Thousands of police cordoned off streets across central Athens yesterday as a military parade to mark Independence Day was held under unprecedented security measures for fear of anti- austerity protests.
For the first time, the public was banned from a large part of the route. Police, including hundreds in riot gear, cordoned off streets leading to the parade route, allowing only access to those with special invitation. Low-hanging fruit from bitter orange trees that line the city’s pavements had been picked ahead of the march – apparently to prevent them from being thrown by protesters. The oranges have become a favourite projectile during demonstrations.
Usually, thousands of people line the main streets of central Athens to watch the 25 March military parade, which marks Greece’s uprising against the Ottoman Empire in 1821.
But public anger has grown as the government has imposed yet more spending cuts and tax rises during a severe financial crisis. On another national day last October, the country’s figurehead president was heckled and a similar parade called off because of protests.
As yesterday’s ceremonies got underway with President Karolos Papoulias laying a wreath at the Tomb of the Unknown Soldier and a military band playing the national anthem, a group of about a dozen people at the bottom of Syntagma Square across a main street from the legislative building chanted “traitors.”
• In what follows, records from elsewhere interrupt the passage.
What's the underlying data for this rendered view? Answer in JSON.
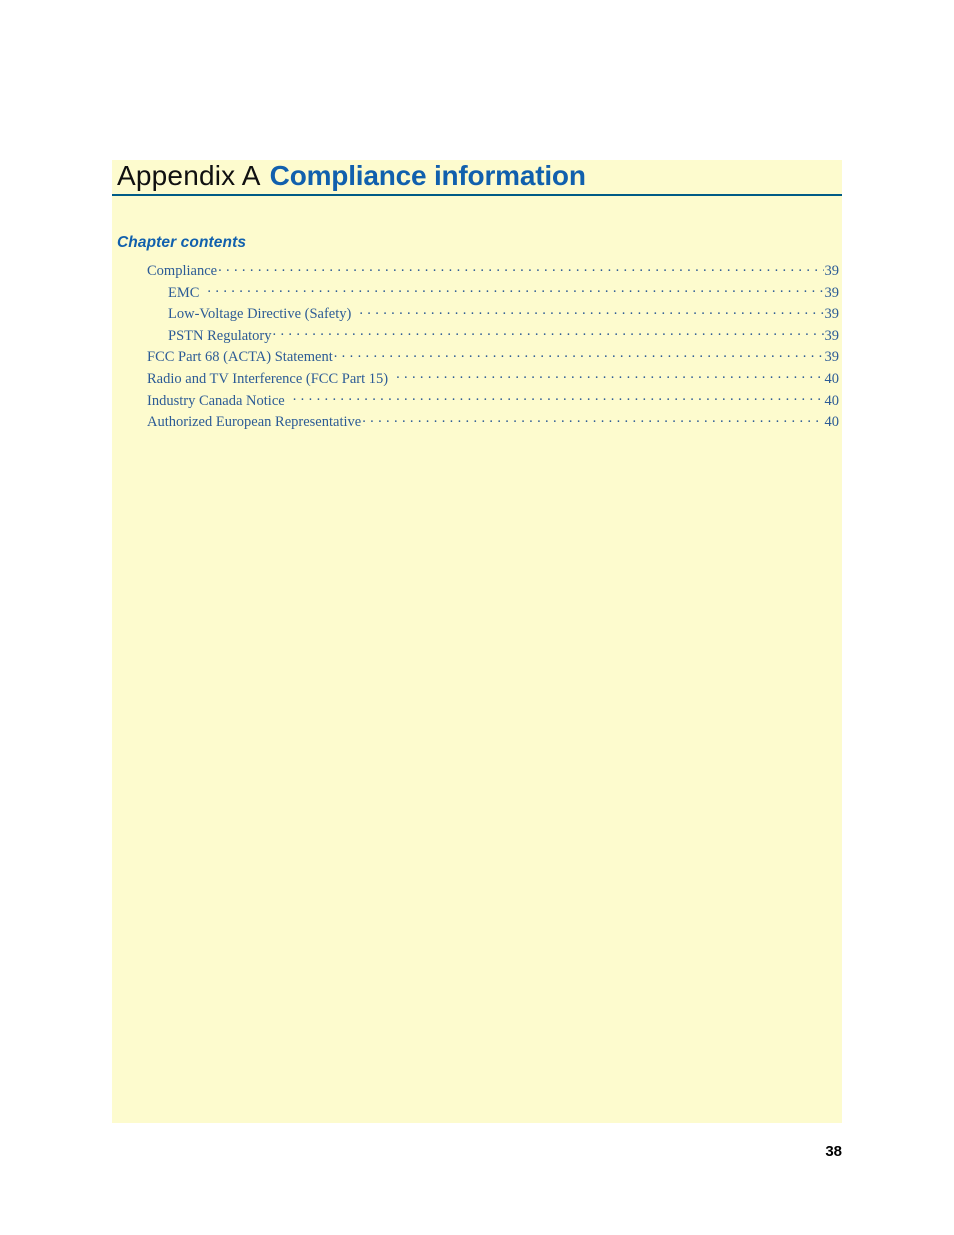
{
  "document": {
    "appendix_label": "Appendix A",
    "appendix_title": "Compliance information",
    "chapter_contents_heading": "Chapter contents",
    "footer_page_number": "38"
  },
  "colors": {
    "content_background": "#fdfbce",
    "rule": "#005b86",
    "title_accent": "#1160ad",
    "title_label": "#101010",
    "toc_text": "#2c5b96",
    "page_background": "#ffffff",
    "footer_text": "#000000"
  },
  "toc": {
    "entries": [
      {
        "label": "Compliance",
        "page": "39",
        "level": 1,
        "trailing_space": false
      },
      {
        "label": "EMC",
        "page": "39",
        "level": 2,
        "trailing_space": true
      },
      {
        "label": "Low-Voltage Directive (Safety)",
        "page": "39",
        "level": 2,
        "trailing_space": true
      },
      {
        "label": "PSTN Regulatory",
        "page": "39",
        "level": 2,
        "trailing_space": false
      },
      {
        "label": "FCC Part 68 (ACTA) Statement",
        "page": "39",
        "level": 1,
        "trailing_space": false
      },
      {
        "label": "Radio and TV Interference (FCC Part 15)",
        "page": "40",
        "level": 1,
        "trailing_space": true
      },
      {
        "label": "Industry Canada Notice",
        "page": "40",
        "level": 1,
        "trailing_space": true
      },
      {
        "label": "Authorized European Representative",
        "page": "40",
        "level": 1,
        "trailing_space": false
      }
    ]
  }
}
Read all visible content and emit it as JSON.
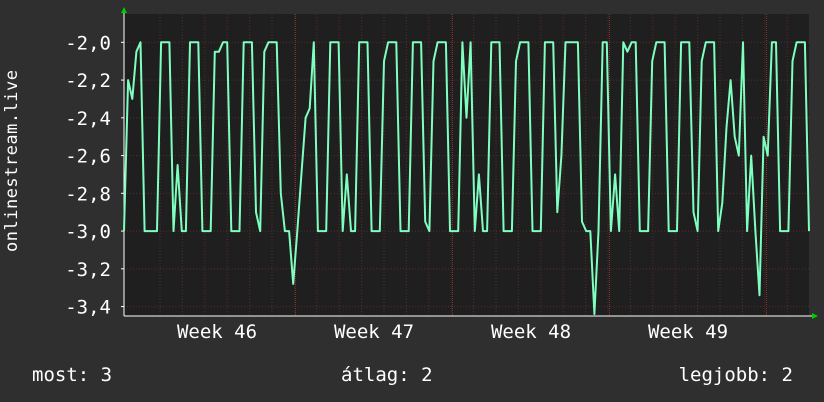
{
  "chart_data": {
    "type": "line",
    "title": "",
    "xlabel": "",
    "ylabel": "onlinestream.live",
    "ylim": [
      -3.45,
      -1.85
    ],
    "y_ticks": [
      -2.0,
      -2.2,
      -2.4,
      -2.6,
      -2.8,
      -3.0,
      -3.2,
      -3.4
    ],
    "y_tick_labels": [
      "-2,0",
      "-2,2",
      "-2,4",
      "-2,6",
      "-2,8",
      "-3,0",
      "-3,2",
      "-3,4"
    ],
    "x_ticks": [
      "Week 46",
      "Week 47",
      "Week 48",
      "Week 49"
    ],
    "grid": true,
    "series": [
      {
        "color": "#7fffbf",
        "points": [
          [
            0,
            -3.0
          ],
          [
            1,
            -2.2
          ],
          [
            2,
            -2.3
          ],
          [
            3,
            -2.05
          ],
          [
            4,
            -2.0
          ],
          [
            5,
            -3.0
          ],
          [
            6,
            -3.0
          ],
          [
            7,
            -3.0
          ],
          [
            8,
            -3.0
          ],
          [
            9,
            -2.0
          ],
          [
            10,
            -2.0
          ],
          [
            11,
            -2.0
          ],
          [
            12,
            -3.0
          ],
          [
            13,
            -2.65
          ],
          [
            14,
            -3.0
          ],
          [
            15,
            -3.0
          ],
          [
            16,
            -2.0
          ],
          [
            17,
            -2.0
          ],
          [
            18,
            -2.0
          ],
          [
            19,
            -3.0
          ],
          [
            20,
            -3.0
          ],
          [
            21,
            -3.0
          ],
          [
            22,
            -2.05
          ],
          [
            23,
            -2.05
          ],
          [
            24,
            -2.0
          ],
          [
            25,
            -2.0
          ],
          [
            26,
            -3.0
          ],
          [
            27,
            -3.0
          ],
          [
            28,
            -3.0
          ],
          [
            29,
            -2.0
          ],
          [
            30,
            -2.0
          ],
          [
            31,
            -2.0
          ],
          [
            32,
            -2.9
          ],
          [
            33,
            -3.0
          ],
          [
            34,
            -2.05
          ],
          [
            35,
            -2.0
          ],
          [
            36,
            -2.0
          ],
          [
            37,
            -2.0
          ],
          [
            38,
            -2.8
          ],
          [
            39,
            -3.0
          ],
          [
            40,
            -3.0
          ],
          [
            41,
            -3.28
          ],
          [
            42,
            -3.0
          ],
          [
            43,
            -2.7
          ],
          [
            44,
            -2.4
          ],
          [
            45,
            -2.35
          ],
          [
            46,
            -2.0
          ],
          [
            47,
            -3.0
          ],
          [
            48,
            -3.0
          ],
          [
            49,
            -3.0
          ],
          [
            50,
            -2.0
          ],
          [
            51,
            -2.0
          ],
          [
            52,
            -2.0
          ],
          [
            53,
            -3.0
          ],
          [
            54,
            -2.7
          ],
          [
            55,
            -3.0
          ],
          [
            56,
            -3.0
          ],
          [
            57,
            -2.0
          ],
          [
            58,
            -2.0
          ],
          [
            59,
            -2.0
          ],
          [
            60,
            -3.0
          ],
          [
            61,
            -3.0
          ],
          [
            62,
            -3.0
          ],
          [
            63,
            -2.1
          ],
          [
            64,
            -2.0
          ],
          [
            65,
            -2.0
          ],
          [
            66,
            -2.0
          ],
          [
            67,
            -3.0
          ],
          [
            68,
            -3.0
          ],
          [
            69,
            -3.0
          ],
          [
            70,
            -2.0
          ],
          [
            71,
            -2.0
          ],
          [
            72,
            -2.0
          ],
          [
            73,
            -2.95
          ],
          [
            74,
            -3.0
          ],
          [
            75,
            -2.1
          ],
          [
            76,
            -2.0
          ],
          [
            77,
            -2.0
          ],
          [
            78,
            -2.0
          ],
          [
            79,
            -3.0
          ],
          [
            80,
            -3.0
          ],
          [
            81,
            -3.0
          ],
          [
            82,
            -2.0
          ],
          [
            83,
            -2.4
          ],
          [
            84,
            -2.0
          ],
          [
            85,
            -3.0
          ],
          [
            86,
            -2.7
          ],
          [
            87,
            -3.0
          ],
          [
            88,
            -3.0
          ],
          [
            89,
            -2.0
          ],
          [
            90,
            -2.0
          ],
          [
            91,
            -2.0
          ],
          [
            92,
            -3.0
          ],
          [
            93,
            -3.0
          ],
          [
            94,
            -3.0
          ],
          [
            95,
            -2.1
          ],
          [
            96,
            -2.0
          ],
          [
            97,
            -2.0
          ],
          [
            98,
            -2.0
          ],
          [
            99,
            -3.0
          ],
          [
            100,
            -3.0
          ],
          [
            101,
            -3.0
          ],
          [
            102,
            -2.0
          ],
          [
            103,
            -2.0
          ],
          [
            104,
            -2.0
          ],
          [
            105,
            -2.9
          ],
          [
            106,
            -2.6
          ],
          [
            107,
            -2.0
          ],
          [
            108,
            -2.0
          ],
          [
            109,
            -2.0
          ],
          [
            110,
            -2.0
          ],
          [
            111,
            -2.95
          ],
          [
            112,
            -3.0
          ],
          [
            113,
            -3.0
          ],
          [
            114,
            -3.44
          ],
          [
            115,
            -3.0
          ],
          [
            116,
            -2.0
          ],
          [
            117,
            -2.0
          ],
          [
            118,
            -3.0
          ],
          [
            119,
            -2.7
          ],
          [
            120,
            -3.0
          ],
          [
            121,
            -2.0
          ],
          [
            122,
            -2.05
          ],
          [
            123,
            -2.0
          ],
          [
            124,
            -2.0
          ],
          [
            125,
            -3.0
          ],
          [
            126,
            -3.0
          ],
          [
            127,
            -3.0
          ],
          [
            128,
            -2.1
          ],
          [
            129,
            -2.0
          ],
          [
            130,
            -2.0
          ],
          [
            131,
            -2.0
          ],
          [
            132,
            -3.0
          ],
          [
            133,
            -3.0
          ],
          [
            134,
            -3.0
          ],
          [
            135,
            -2.0
          ],
          [
            136,
            -2.0
          ],
          [
            137,
            -2.0
          ],
          [
            138,
            -2.9
          ],
          [
            139,
            -3.0
          ],
          [
            140,
            -2.1
          ],
          [
            141,
            -2.0
          ],
          [
            142,
            -2.0
          ],
          [
            143,
            -2.0
          ],
          [
            144,
            -3.0
          ],
          [
            145,
            -2.85
          ],
          [
            146,
            -2.45
          ],
          [
            147,
            -2.2
          ],
          [
            148,
            -2.5
          ],
          [
            149,
            -2.6
          ],
          [
            150,
            -2.0
          ],
          [
            151,
            -3.0
          ],
          [
            152,
            -2.6
          ],
          [
            153,
            -3.0
          ],
          [
            154,
            -3.34
          ],
          [
            155,
            -2.5
          ],
          [
            156,
            -2.6
          ],
          [
            157,
            -2.0
          ],
          [
            158,
            -2.0
          ],
          [
            159,
            -3.0
          ],
          [
            160,
            -3.0
          ],
          [
            161,
            -3.0
          ],
          [
            162,
            -2.1
          ],
          [
            163,
            -2.0
          ],
          [
            164,
            -2.0
          ],
          [
            165,
            -2.0
          ],
          [
            166,
            -3.0
          ]
        ]
      }
    ]
  },
  "stats": {
    "now": "most: 3",
    "average": "átlag: 2",
    "best": "legjobb: 2"
  },
  "colors": {
    "background": "#2f2f2f",
    "plot_background": "#1f1f1f",
    "grid": "#5a2b2b",
    "line": "#7fffbf",
    "axis": "#ffffff",
    "arrow": "#00cc00",
    "text": "#ffffff"
  }
}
They were quickly surrounded by riot police and gradually dispersed.